=== Begin Enclosure ===

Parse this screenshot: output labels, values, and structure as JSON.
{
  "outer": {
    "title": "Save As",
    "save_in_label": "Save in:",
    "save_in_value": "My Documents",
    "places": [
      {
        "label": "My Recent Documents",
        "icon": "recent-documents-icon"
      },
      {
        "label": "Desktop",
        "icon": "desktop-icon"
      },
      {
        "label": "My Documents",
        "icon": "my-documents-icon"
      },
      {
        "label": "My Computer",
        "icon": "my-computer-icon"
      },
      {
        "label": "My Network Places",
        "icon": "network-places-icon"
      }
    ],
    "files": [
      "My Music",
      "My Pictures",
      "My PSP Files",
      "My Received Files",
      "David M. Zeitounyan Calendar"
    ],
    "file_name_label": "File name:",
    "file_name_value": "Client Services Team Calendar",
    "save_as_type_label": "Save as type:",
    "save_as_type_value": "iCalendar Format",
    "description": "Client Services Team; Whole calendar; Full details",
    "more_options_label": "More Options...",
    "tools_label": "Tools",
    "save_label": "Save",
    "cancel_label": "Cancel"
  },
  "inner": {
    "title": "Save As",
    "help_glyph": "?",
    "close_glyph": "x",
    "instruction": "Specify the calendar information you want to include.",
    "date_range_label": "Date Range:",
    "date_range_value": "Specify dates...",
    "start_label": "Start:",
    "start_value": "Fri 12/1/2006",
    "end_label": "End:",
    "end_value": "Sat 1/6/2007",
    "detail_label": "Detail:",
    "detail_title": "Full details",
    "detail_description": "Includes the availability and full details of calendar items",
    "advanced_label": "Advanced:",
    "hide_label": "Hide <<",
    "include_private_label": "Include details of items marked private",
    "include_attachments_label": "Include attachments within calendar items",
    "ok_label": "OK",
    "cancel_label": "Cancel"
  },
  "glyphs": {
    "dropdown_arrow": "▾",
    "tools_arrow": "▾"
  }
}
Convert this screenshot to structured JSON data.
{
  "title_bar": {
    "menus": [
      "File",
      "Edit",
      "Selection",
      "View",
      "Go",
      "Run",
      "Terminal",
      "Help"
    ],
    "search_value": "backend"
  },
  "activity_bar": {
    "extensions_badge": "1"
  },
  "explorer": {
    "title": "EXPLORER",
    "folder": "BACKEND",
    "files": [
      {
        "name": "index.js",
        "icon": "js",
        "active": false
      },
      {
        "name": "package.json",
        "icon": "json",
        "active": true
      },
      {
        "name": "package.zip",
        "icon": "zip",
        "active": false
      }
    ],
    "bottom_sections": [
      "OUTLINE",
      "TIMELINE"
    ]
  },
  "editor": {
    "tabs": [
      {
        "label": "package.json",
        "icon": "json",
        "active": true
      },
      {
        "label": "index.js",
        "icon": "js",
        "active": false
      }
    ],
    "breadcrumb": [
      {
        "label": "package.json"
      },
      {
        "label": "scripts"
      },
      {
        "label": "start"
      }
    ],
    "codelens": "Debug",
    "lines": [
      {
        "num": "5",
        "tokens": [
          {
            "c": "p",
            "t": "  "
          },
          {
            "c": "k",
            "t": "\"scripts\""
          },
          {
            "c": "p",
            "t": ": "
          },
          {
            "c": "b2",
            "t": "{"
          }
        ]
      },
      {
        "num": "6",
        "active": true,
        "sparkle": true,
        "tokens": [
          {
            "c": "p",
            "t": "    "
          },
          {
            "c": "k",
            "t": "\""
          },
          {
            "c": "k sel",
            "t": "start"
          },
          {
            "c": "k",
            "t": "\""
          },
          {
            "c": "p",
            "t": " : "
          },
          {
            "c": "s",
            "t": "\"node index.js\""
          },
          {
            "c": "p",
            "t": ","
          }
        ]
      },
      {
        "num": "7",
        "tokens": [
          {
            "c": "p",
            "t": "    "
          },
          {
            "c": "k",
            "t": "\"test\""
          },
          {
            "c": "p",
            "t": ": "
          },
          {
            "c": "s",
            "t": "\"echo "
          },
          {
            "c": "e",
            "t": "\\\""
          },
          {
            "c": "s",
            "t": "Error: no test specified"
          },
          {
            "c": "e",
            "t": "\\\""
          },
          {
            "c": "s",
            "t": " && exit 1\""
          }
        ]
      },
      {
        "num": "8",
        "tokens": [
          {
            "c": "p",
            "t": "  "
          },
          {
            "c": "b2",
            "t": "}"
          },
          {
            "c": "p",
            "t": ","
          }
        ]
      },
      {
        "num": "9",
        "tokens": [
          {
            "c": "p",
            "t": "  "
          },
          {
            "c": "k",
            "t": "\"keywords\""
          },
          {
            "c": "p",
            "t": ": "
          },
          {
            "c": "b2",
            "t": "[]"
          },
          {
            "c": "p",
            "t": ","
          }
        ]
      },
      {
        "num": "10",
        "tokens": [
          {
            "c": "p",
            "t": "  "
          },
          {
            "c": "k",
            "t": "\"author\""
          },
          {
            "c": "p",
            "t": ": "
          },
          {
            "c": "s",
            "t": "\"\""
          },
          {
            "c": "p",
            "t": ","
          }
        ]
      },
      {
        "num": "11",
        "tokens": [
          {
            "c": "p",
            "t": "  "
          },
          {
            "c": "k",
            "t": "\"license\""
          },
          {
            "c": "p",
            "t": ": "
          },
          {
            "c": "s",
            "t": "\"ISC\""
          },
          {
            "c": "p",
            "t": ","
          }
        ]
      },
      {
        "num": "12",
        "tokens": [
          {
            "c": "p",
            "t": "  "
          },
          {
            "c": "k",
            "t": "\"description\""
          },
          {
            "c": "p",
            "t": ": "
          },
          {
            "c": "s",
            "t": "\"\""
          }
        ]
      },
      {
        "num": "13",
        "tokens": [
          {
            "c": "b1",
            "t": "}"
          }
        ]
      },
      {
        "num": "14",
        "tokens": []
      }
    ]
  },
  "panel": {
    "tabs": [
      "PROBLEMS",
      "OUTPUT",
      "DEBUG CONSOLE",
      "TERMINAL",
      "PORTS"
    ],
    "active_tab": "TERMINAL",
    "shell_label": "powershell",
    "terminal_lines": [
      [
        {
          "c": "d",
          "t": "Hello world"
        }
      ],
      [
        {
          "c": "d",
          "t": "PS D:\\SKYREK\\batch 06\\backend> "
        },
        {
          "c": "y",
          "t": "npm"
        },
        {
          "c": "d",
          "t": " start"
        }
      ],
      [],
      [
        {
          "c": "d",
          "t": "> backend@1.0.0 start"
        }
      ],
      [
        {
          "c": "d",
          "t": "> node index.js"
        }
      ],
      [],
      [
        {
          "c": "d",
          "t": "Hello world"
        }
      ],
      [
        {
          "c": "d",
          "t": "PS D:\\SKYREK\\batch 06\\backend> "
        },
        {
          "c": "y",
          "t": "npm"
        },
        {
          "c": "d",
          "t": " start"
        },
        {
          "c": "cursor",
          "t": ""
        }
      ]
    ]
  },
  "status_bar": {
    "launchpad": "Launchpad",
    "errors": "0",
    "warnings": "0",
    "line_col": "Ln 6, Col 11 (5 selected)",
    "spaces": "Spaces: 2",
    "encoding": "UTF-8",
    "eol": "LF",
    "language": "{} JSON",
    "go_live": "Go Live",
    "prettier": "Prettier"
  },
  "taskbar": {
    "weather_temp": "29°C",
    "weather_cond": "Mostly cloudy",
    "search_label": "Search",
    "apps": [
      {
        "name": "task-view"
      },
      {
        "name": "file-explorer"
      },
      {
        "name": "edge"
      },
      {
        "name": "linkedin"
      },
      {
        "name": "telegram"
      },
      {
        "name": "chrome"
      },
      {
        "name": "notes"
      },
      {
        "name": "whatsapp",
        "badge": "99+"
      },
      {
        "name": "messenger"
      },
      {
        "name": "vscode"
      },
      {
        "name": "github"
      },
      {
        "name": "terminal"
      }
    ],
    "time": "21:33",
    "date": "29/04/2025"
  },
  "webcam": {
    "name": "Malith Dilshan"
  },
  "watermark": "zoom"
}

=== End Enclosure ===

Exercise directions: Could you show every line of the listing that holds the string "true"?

Answer space:
        "active": true
        "active": true
        "active": true,
        "sparkle": true,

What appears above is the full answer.